→ About this task: Copy out each line of the entries below in which the string "Wiadomości" appears.

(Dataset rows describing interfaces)
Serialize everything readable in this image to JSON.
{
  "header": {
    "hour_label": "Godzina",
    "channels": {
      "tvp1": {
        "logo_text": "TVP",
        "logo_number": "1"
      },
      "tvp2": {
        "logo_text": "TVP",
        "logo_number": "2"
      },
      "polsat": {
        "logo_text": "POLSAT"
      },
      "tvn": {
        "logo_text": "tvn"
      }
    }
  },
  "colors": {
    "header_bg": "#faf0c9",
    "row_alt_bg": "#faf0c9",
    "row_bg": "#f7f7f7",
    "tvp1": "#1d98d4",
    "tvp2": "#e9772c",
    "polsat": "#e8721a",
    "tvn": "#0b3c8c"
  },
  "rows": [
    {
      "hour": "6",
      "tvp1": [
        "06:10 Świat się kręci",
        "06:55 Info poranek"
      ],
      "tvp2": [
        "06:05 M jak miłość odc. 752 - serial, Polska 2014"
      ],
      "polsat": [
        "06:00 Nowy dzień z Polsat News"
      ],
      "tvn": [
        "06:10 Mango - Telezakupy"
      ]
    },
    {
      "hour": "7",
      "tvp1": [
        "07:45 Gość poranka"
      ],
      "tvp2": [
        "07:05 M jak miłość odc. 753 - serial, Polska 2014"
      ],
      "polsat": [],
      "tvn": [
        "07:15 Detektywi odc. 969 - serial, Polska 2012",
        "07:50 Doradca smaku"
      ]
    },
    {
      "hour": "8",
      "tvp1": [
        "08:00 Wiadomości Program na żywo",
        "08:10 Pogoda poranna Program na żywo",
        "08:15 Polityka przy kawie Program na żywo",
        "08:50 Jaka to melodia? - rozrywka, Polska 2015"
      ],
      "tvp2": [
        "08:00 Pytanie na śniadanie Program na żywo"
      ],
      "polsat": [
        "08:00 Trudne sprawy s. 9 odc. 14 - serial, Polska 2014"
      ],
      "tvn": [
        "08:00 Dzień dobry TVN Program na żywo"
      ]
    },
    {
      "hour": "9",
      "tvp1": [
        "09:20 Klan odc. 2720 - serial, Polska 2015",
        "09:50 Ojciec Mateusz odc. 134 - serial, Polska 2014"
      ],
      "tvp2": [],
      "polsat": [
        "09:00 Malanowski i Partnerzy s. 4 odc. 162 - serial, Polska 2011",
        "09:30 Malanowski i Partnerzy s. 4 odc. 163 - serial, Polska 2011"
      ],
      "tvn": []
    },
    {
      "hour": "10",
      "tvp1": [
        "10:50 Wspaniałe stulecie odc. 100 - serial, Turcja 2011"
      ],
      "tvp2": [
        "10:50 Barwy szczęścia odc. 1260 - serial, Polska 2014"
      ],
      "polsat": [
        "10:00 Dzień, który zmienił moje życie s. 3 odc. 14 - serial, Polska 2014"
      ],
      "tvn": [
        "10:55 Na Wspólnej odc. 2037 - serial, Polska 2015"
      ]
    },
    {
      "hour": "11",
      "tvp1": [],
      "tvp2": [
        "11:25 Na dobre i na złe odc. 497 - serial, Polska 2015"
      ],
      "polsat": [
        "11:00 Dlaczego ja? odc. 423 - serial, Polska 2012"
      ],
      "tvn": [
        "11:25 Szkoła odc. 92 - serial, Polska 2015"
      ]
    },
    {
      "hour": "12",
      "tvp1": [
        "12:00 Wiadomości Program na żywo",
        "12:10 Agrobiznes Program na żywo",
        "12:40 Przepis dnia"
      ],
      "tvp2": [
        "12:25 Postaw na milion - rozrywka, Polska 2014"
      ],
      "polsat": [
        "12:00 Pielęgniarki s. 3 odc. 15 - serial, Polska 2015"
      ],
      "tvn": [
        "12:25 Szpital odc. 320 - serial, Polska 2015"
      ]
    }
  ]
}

→ Solution to the exercise:
        "08:00 Wiadomości Program na żywo",
        "12:00 Wiadomości Program na żywo",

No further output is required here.